The Gartner Hype Cycle in 2020 is of the opinion that edge computing is approaching the peak of inflated expectation but I would argue that this is the next important step for technology development and with accelerated rollouts of 5G all around the world, we’re going to see edge computing really coming of age this year.
All transformational technologies take place in waves and what we’re seeing this year is the convergence of some really big waves coming together. Arguably, the biggest catalyst is the global pandemic. From a technology point of view, it has led to the biggest shift to digitalisation that the world has ever seen. Whole industries have been disrupted as businesses race to implement technology that will enable them to survive.
We will look back on 2020 as a milestone in humanity’s digital transformation. And distributed edge computing is one of the areas where we are seeing accelerated development.
Distributed edge computing, which is essentially a computing paradigm that brings computation and data storage closer to the location where it is needed to improve response times and save bandwidth, has many guises - the Internet of Things (IoT), IT/OT convergence etc - but in its purest form, it’s about how technology can be automated to improve human life.
Sensors in the fields that help farmers keep track of the health of their crops, self-driving machines that work 24/7 on mining sites, automated factories that operate round the clock with minimal human supervision, little drones that surgeons can send into your body. The applications are limited only by our imagination.
Implications on IT infrastructure
What does this mean for IT infrastructure? What does the CIO or CTO need to think about in order to build IT for their enterprises that can take advantage of distributed edge computing. For one, this will create a deluge of data unseen in human history. Where will we store this data? How will we move it? How do we figure out what’s important?
IDC projects that IoT devices alone will generate almost 80ZB of data, yes Zettabytes. I believe this is only the tip of the iceberg.
Edge computing will cause a serious rethink about how we architect our data centers. Data centers will need to be physically closer to users and support processing and decision support applications closer to where the data is generated. Furthermore, these data centers need to be designed to accommodate huge amounts of unstructured data at high speed, and will need to be built on cloud-native technologies such as containers and to support a much wider variety of application needs.
...these data centers need to be designed to accommodate huge amounts of unstructured data at high speed, and will need to be built on cloud-native technologies such as containers and to support a much wider variety of application needs.
The data gravity challenges that edge applications create mean that data must be processed at the edge and across edge sites - it is simply too costly and prohibitive to move data to a central location. The applications and infrastructure needed to support this must become more distributed in nature - harkening a shift from all application processing in a core cloud, to a core cloud working hand-in-hand with a distributed cloud at the edge.

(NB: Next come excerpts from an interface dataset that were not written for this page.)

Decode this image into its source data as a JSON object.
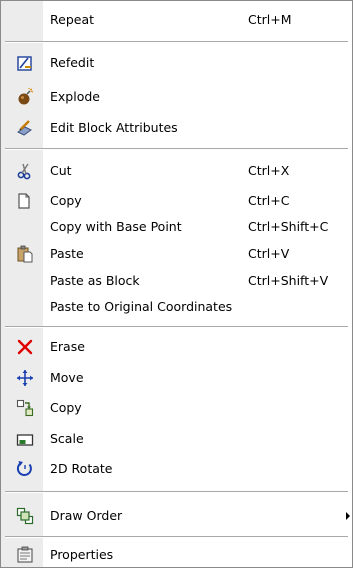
{
  "menu": {
    "repeat": {
      "label": "Repeat",
      "shortcut": "Ctrl+M"
    },
    "refedit": {
      "label": "Refedit"
    },
    "explode": {
      "label": "Explode"
    },
    "edit_block_attributes": {
      "label": "Edit Block Attributes"
    },
    "cut": {
      "label": "Cut",
      "shortcut": "Ctrl+X"
    },
    "copy_clip": {
      "label": "Copy",
      "shortcut": "Ctrl+C"
    },
    "copy_base_point": {
      "label": "Copy with Base Point",
      "shortcut": "Ctrl+Shift+C"
    },
    "paste": {
      "label": "Paste",
      "shortcut": "Ctrl+V"
    },
    "paste_as_block": {
      "label": "Paste as Block",
      "shortcut": "Ctrl+Shift+V"
    },
    "paste_original": {
      "label": "Paste to Original Coordinates"
    },
    "erase": {
      "label": "Erase"
    },
    "move": {
      "label": "Move"
    },
    "copy_object": {
      "label": "Copy"
    },
    "scale": {
      "label": "Scale"
    },
    "rotate_2d": {
      "label": "2D Rotate"
    },
    "draw_order": {
      "label": "Draw Order"
    },
    "properties": {
      "label": "Properties"
    }
  },
  "icons": {
    "refedit": "refedit-icon",
    "explode": "explode-icon",
    "edit_block_attributes": "edit-attributes-icon",
    "cut": "scissors-icon",
    "copy_clip": "copy-icon",
    "paste": "clipboard-icon",
    "erase": "erase-x-icon",
    "move": "move-arrows-icon",
    "copy_object": "copy-object-icon",
    "scale": "scale-icon",
    "rotate_2d": "rotate-icon",
    "draw_order": "draw-order-icon",
    "properties": "properties-icon"
  },
  "colors": {
    "gutter": "#ececec",
    "separator": "#a8a8a8",
    "erase_red": "#e00000",
    "move_blue": "#1a3fb0"
  }
}
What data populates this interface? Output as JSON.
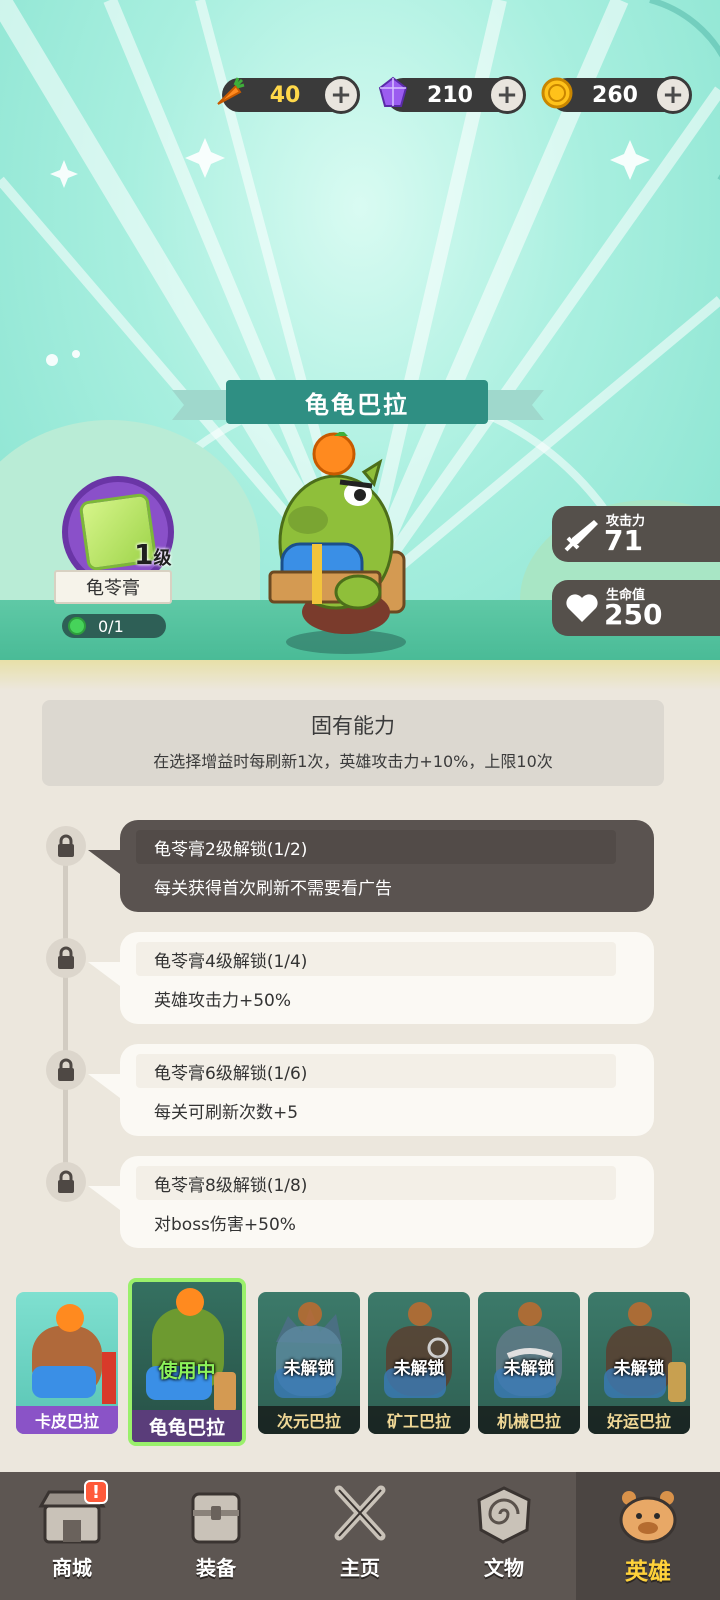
{
  "currency": {
    "carrot": {
      "value": "40",
      "icon": "carrot-icon"
    },
    "gem": {
      "value": "210",
      "icon": "gem-icon"
    },
    "coin": {
      "value": "260",
      "icon": "coin-icon"
    }
  },
  "hero": {
    "name": "龟龟巴拉",
    "attack_label": "攻击力",
    "attack_value": "71",
    "hp_label": "生命值",
    "hp_value": "250"
  },
  "item": {
    "level_num": "1",
    "level_unit": "级",
    "name": "龟苓膏",
    "progress": "0/1"
  },
  "ability": {
    "title": "固有能力",
    "desc": "在选择增益时每刷新1次，英雄攻击力+10%，上限10次"
  },
  "unlocks": [
    {
      "title": "龟苓膏2级解锁(1/2)",
      "desc": "每关获得首次刷新不需要看广告",
      "active": true
    },
    {
      "title": "龟苓膏4级解锁(1/4)",
      "desc": "英雄攻击力+50%",
      "active": false
    },
    {
      "title": "龟苓膏6级解锁(1/6)",
      "desc": "每关可刷新次数+5",
      "active": false
    },
    {
      "title": "龟苓膏8级解锁(1/8)",
      "desc": "对boss伤害+50%",
      "active": false
    }
  ],
  "heroes": [
    {
      "name": "卡皮巴拉",
      "status": ""
    },
    {
      "name": "龟龟巴拉",
      "status": "使用中"
    },
    {
      "name": "次元巴拉",
      "status": "未解锁"
    },
    {
      "name": "矿工巴拉",
      "status": "未解锁"
    },
    {
      "name": "机械巴拉",
      "status": "未解锁"
    },
    {
      "name": "好运巴拉",
      "status": "未解锁"
    }
  ],
  "nav": {
    "shop": "商城",
    "equip": "装备",
    "home": "主页",
    "relic": "文物",
    "hero": "英雄",
    "shop_badge": "!"
  },
  "colors": {
    "panel_dark": "#5a5350",
    "panel_light": "#fbf9f4",
    "nav_bg": "#5d5652",
    "active_nav": "#ffd23a",
    "in_use": "#8cf25a"
  }
}
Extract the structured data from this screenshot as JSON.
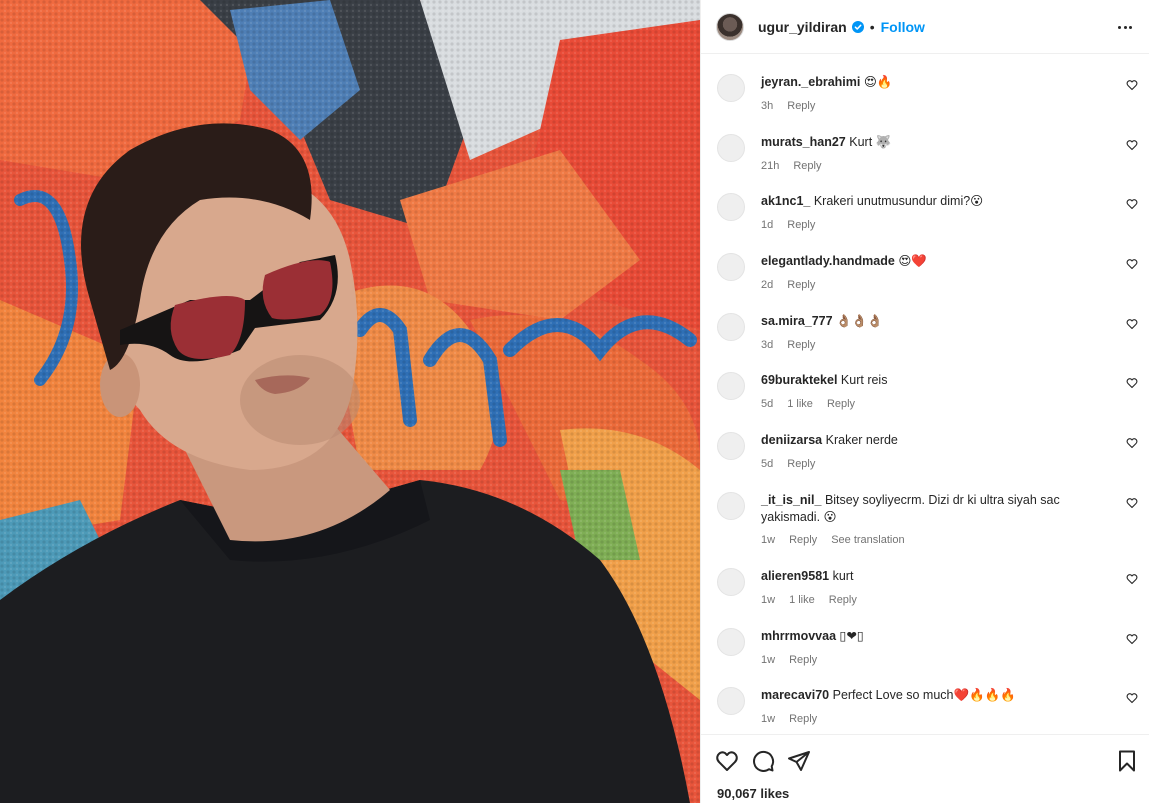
{
  "post": {
    "username": "ugur_yildiran",
    "follow_label": "Follow",
    "separator": "•"
  },
  "comments": [
    {
      "user": "jeyran._ebrahimi",
      "text": "😍🔥",
      "time": "3h",
      "likes": "",
      "reply": "Reply",
      "see_translation": ""
    },
    {
      "user": "murats_han27",
      "text": "Kurt 🐺",
      "time": "21h",
      "likes": "",
      "reply": "Reply",
      "see_translation": ""
    },
    {
      "user": "ak1nc1_",
      "text": "Krakeri unutmusundur dimi?😮",
      "time": "1d",
      "likes": "",
      "reply": "Reply",
      "see_translation": ""
    },
    {
      "user": "elegantlady.handmade",
      "text": "😍❤️",
      "time": "2d",
      "likes": "",
      "reply": "Reply",
      "see_translation": ""
    },
    {
      "user": "sa.mira_777",
      "text": "👌🏽👌🏽👌🏽",
      "time": "3d",
      "likes": "",
      "reply": "Reply",
      "see_translation": ""
    },
    {
      "user": "69buraktekel",
      "text": "Kurt reis",
      "time": "5d",
      "likes": "1 like",
      "reply": "Reply",
      "see_translation": ""
    },
    {
      "user": "deniizarsa",
      "text": "Kraker nerde",
      "time": "5d",
      "likes": "",
      "reply": "Reply",
      "see_translation": ""
    },
    {
      "user": "_it_is_nil_",
      "text": "Bitsey soyliyecrm. Dizi dr ki ultra siyah sac yakismadi. 😮",
      "time": "1w",
      "likes": "",
      "reply": "Reply",
      "see_translation": "See translation"
    },
    {
      "user": "alieren9581",
      "text": "kurt",
      "time": "1w",
      "likes": "1 like",
      "reply": "Reply",
      "see_translation": ""
    },
    {
      "user": "mhrrmovvaa",
      "text": "▯❤▯",
      "time": "1w",
      "likes": "",
      "reply": "Reply",
      "see_translation": ""
    },
    {
      "user": "marecavi70",
      "text": "Perfect Love so much❤️🔥🔥🔥",
      "time": "1w",
      "likes": "",
      "reply": "Reply",
      "see_translation": ""
    }
  ],
  "footer": {
    "likes_label": "90,067 likes"
  },
  "icons": {
    "like": "heart-icon",
    "comment": "comment-icon",
    "share": "share-icon",
    "save": "bookmark-icon",
    "more": "more-options-icon",
    "verified": "verified-badge-icon"
  },
  "colors": {
    "accent": "#0095f6",
    "text": "#262626",
    "muted": "#737373",
    "verified": "#0095f6"
  }
}
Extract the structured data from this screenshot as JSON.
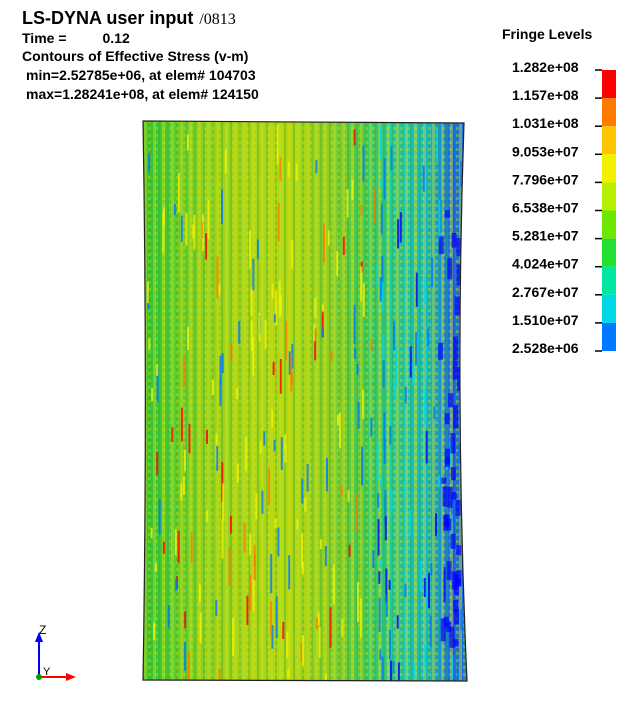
{
  "header": {
    "title": "LS-DYNA user input",
    "title_suffix": "/0813",
    "time_label": "Time =",
    "time_value": "0.12",
    "contour_label": "Contours of Effective Stress (v-m)",
    "min_text": "min=2.52785e+06, at elem# 104703",
    "max_text": "max=1.28241e+08, at elem# 124150"
  },
  "legend": {
    "title": "Fringe Levels",
    "levels": [
      {
        "label": "1.282e+08",
        "color": "#ff0000"
      },
      {
        "label": "1.157e+08",
        "color": "#ff7a00"
      },
      {
        "label": "1.031e+08",
        "color": "#ffc400"
      },
      {
        "label": "9.053e+07",
        "color": "#f2f200"
      },
      {
        "label": "7.796e+07",
        "color": "#b6f000"
      },
      {
        "label": "6.538e+07",
        "color": "#6ce800"
      },
      {
        "label": "5.281e+07",
        "color": "#22e030"
      },
      {
        "label": "4.024e+07",
        "color": "#00e8a0"
      },
      {
        "label": "2.767e+07",
        "color": "#00d8e6"
      },
      {
        "label": "1.510e+07",
        "color": "#0078ff"
      },
      {
        "label": "2.528e+06",
        "color": "#0000ff"
      }
    ]
  },
  "axes": {
    "z_label": "Z",
    "y_label": "Y",
    "z_color": "#0000ff",
    "x_color": "#ff0000",
    "y_color": "#00a000"
  }
}
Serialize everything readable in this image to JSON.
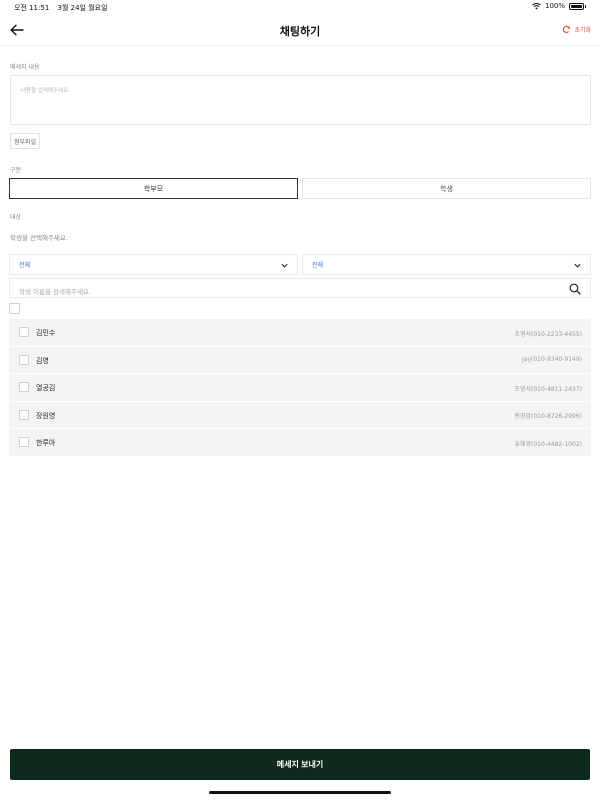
{
  "status_bar": {
    "time": "오전 11:51",
    "date": "3월 24일 월요일",
    "battery": "100%"
  },
  "header": {
    "title": "채팅하기",
    "reset_label": "초기화"
  },
  "message": {
    "label": "메세지 내용",
    "placeholder": "내용을 입력해주세요",
    "attach_label": "첨부파일"
  },
  "category": {
    "label": "구분",
    "options": [
      "학부모",
      "학생"
    ],
    "selected": "학부모"
  },
  "target": {
    "label": "대상",
    "hint": "학생을 선택해주세요.",
    "filter_1": "전체",
    "filter_2": "전체",
    "search_placeholder": "학생 이름을 검색해주세요."
  },
  "students": [
    {
      "name": "김민수",
      "parent": "조영서(010-2233-4455)"
    },
    {
      "name": "김영",
      "parent": "jay(010-9340-9149)"
    },
    {
      "name": "열공김",
      "parent": "조영서(010-4811-2437)"
    },
    {
      "name": "장원영",
      "parent": "원영맘(010-8726-2996)"
    },
    {
      "name": "한루아",
      "parent": "유혜경(010-4482-1002)"
    }
  ],
  "send_button": "메세지 보내기",
  "colors": {
    "accent_red": "#e04b3f",
    "primary_dark_green": "#0d2a1c",
    "link_blue": "#3a6fd8"
  }
}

This proliferation of smaller yet more agile data centers highlights the need for speed, flexibility and operational simplicity in each location. Two challenges present themselves though.
First, these edge sites are small, and there are often thousands of them - so all the data can’t exist in every site.
New architectures are being built where edge applications generate, store, and interact with data at the edge, but these edge sites are tightly-coupled with core data centers where they sync all their data and store less frequently-used data. This requires infrastructure to support data access and movement, as well as building and running applications in a much more distributed manner.
Secondly, edge applications are also being built differently - generally as microservice applications, so they can easily start/stop/scale as users come and go from the services delivered at the edge.
Because edge sites are small, every app can’t have its own dedicated servers or storage, they must all share infrastructure. Containerisation helps solve this problem by allowing applications and their storage to easily be spun-up and down, lasting only for the duration that that user or device is accessing a particular cell tower or edge data center, and run natively on heterogenous infrastructure that is shared by many edge applications.
Where are all these leading to?
We are in an incredibly exciting point of technological development and distributed edge computing is taking technology to places previously unreachable by technology allowing us to change the way we interact with the world. Combined with adjacent technologies such as 5G, AI and augmented reality, we are moving towards a reality where we can soon let go of our interfaces, keyboards and mouse, and just use our voice or gestures to control our devices.
We are due for another quantum shift in the way we interact with technology and quite frankly, we should all be excited.
Matthew Oostveen is Chief Technology Officer & VP, APJ, Pure Storage